It is often combined with an implant to increase the size of the reconstructed breast. A flap of muscle, fat and overlying skin, together with its own blood supply, is moved from the back to the breast area. This can usually be done with a single incision across the mid back area (under the bra line). The scars on the breast are similar to that of the TRAM flap reconstruction.

Surgery time, hospital stay, pain and return to normal activities

Before and After Photos of Latissimus Dorsi Procedure

This patient had previous breast cancer, which was treated with breast conservation treatment (lumpectomy and radiation). She developed recurrence and required a mastectomy. She chose immediate reconstruction but was not a good candidate for TRAM flap reconstruction. Also because of the previous radiation, it was felt a better result could be achieved with a latissimus dorsi flap. A small saline implant was used in combination with the latissimus flap to match the size of her breasts. The early post-operative result prior to nipple reconstruction is shown, as is the donor site scar on the back.

Latissimus Dorsi Procedure Latissimus Dorsi Procedure

Latissimus Dorsi Procedure Latissimus Dorsi Procedure

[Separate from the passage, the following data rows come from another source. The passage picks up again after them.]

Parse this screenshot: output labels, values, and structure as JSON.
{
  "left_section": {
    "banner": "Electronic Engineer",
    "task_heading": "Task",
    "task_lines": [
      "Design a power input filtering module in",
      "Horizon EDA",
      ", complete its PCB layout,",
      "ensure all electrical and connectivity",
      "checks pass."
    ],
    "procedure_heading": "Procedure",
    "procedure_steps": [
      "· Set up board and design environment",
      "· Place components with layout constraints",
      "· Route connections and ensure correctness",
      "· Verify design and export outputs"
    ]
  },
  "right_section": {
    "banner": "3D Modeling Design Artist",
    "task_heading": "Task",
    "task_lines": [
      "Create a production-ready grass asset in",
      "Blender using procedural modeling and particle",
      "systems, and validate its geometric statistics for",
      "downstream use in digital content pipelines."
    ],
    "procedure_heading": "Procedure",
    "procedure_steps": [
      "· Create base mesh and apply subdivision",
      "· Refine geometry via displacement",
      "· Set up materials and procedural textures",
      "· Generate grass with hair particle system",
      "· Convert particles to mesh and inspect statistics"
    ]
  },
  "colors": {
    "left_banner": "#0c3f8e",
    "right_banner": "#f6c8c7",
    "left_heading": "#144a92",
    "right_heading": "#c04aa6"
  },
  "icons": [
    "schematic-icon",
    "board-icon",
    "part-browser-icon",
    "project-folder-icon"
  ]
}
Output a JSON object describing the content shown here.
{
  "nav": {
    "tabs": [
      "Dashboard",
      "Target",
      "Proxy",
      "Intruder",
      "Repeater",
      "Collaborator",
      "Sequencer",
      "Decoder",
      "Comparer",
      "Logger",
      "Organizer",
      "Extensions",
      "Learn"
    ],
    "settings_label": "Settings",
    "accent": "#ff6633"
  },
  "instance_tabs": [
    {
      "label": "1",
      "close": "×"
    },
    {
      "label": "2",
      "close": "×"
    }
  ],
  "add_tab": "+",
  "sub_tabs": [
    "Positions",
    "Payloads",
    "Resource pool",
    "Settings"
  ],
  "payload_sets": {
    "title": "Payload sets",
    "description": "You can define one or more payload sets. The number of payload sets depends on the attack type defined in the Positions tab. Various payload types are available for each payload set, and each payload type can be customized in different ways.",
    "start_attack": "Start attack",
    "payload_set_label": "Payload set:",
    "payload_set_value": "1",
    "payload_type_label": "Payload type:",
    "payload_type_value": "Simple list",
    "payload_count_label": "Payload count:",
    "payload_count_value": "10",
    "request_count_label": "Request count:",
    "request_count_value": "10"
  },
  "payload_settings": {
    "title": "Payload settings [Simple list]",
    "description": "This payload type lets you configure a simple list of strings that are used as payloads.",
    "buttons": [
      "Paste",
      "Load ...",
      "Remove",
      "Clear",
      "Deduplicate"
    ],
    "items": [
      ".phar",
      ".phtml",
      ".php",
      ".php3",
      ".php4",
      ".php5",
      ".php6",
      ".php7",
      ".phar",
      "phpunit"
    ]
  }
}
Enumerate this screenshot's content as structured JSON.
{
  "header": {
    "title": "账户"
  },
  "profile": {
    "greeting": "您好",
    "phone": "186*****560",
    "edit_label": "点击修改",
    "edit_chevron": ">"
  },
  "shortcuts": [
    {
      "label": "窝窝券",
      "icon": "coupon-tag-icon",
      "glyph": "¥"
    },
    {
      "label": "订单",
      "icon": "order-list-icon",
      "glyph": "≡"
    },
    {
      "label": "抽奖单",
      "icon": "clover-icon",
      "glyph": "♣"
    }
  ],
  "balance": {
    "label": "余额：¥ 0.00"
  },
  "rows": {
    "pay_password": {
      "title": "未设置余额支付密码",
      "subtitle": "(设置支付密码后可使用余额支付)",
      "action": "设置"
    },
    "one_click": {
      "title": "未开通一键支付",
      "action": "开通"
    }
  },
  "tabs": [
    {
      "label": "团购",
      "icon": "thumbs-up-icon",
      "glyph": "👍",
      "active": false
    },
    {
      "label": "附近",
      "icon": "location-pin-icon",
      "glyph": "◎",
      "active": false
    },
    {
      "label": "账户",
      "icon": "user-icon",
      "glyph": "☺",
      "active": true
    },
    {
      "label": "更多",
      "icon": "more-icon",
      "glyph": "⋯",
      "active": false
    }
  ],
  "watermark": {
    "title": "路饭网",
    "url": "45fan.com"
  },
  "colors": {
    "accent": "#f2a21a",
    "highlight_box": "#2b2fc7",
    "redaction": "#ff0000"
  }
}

Possible complications of Latissimus dorsi procedure

1. Problems with a general anesthesia
2. Seroma
Fluid collections (seroma) in the back area after the drains are removed. The fluid may have to be drained by the surgeon using a syringe, or the drain may be reinserted. Infection is rare; antibiotics are prescribed when this occurs.
3. Delayed wound healing
Delayed wound healing may occur (approximately 2% of patients).
4. Muscle weakness
Some women may experience minor back muscle weakness, which affects their arm when it is lifted above their heads.
5. Bleeding (hematoma or blood clot)
Bleeding or hematoma can occur in the reconstructed breast, opposite breast if a reduction surgery was done or the back area. If a hematoma is large, surgery will be required to remove the clot.
6. Fat Necrosis
Sometimes the blood supply to a small portion of fat will be insufficient causing firmness of the fatty tissue (fat necrosis). This occurs in about 8 to 15% of patients. Fat necrosis can be surgically removed when the nipple is reconstructed.
7. Latissimus dorsi flap blood circulation problems
Partial flap loss (necrosis) sometimes occurs when the blood supply to the latissimus dorsi flap is inadequate. Complete loss of the flap due to poor blood supply does not usually occur in the pedicled procedure.
8. Infection
Infection, a rare complication, occurs more frequently in women who smoke, who have had radiation or who are overweight.
9. Blood clots (DVT or deep vein thrombosis/ PE or pulmonary embolus
Blood clots in the legs that can travel to the lungs are a rare complication in most surgical procedures.

Back to Top

Back to Top